What is needed => Search the data for the string "items" and gather each line it is in.

Recorded information: Begin

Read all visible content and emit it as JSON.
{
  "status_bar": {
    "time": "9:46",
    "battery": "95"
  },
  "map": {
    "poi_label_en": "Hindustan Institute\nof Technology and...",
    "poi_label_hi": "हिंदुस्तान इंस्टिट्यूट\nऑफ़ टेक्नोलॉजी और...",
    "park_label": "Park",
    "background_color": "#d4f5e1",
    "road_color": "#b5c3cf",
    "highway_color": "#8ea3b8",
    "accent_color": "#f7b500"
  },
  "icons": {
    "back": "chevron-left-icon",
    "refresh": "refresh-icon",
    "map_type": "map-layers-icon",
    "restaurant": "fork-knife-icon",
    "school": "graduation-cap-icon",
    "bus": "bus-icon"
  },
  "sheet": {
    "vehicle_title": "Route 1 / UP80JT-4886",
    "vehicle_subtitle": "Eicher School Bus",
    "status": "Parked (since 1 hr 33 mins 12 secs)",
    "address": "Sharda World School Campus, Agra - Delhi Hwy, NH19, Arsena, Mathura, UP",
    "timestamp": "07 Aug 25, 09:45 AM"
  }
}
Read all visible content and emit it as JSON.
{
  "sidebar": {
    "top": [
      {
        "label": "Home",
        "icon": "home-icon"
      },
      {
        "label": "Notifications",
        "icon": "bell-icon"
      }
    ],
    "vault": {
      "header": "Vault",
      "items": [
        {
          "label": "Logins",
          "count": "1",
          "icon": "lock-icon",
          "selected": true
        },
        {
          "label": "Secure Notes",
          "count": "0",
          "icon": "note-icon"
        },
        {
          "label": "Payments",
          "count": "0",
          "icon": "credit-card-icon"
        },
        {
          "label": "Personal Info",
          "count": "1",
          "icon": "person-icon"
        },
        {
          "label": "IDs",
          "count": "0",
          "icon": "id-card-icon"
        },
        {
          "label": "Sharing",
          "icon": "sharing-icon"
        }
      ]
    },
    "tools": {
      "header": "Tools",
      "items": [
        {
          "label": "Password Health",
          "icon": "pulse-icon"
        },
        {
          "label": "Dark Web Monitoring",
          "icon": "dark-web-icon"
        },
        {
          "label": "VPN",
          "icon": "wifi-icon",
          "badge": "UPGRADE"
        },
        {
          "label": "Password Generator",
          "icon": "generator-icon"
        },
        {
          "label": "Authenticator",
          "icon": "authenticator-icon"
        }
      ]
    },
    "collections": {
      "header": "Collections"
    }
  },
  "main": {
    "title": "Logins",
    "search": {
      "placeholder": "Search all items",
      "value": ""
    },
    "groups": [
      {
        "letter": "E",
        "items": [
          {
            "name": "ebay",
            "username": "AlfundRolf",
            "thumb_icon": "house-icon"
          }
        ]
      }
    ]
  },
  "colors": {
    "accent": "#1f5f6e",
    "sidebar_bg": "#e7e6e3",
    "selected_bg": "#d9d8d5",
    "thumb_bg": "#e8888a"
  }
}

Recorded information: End

Reply =>
      "items": [
      "items": [
      "placeholder": "Search all items",
        "items": [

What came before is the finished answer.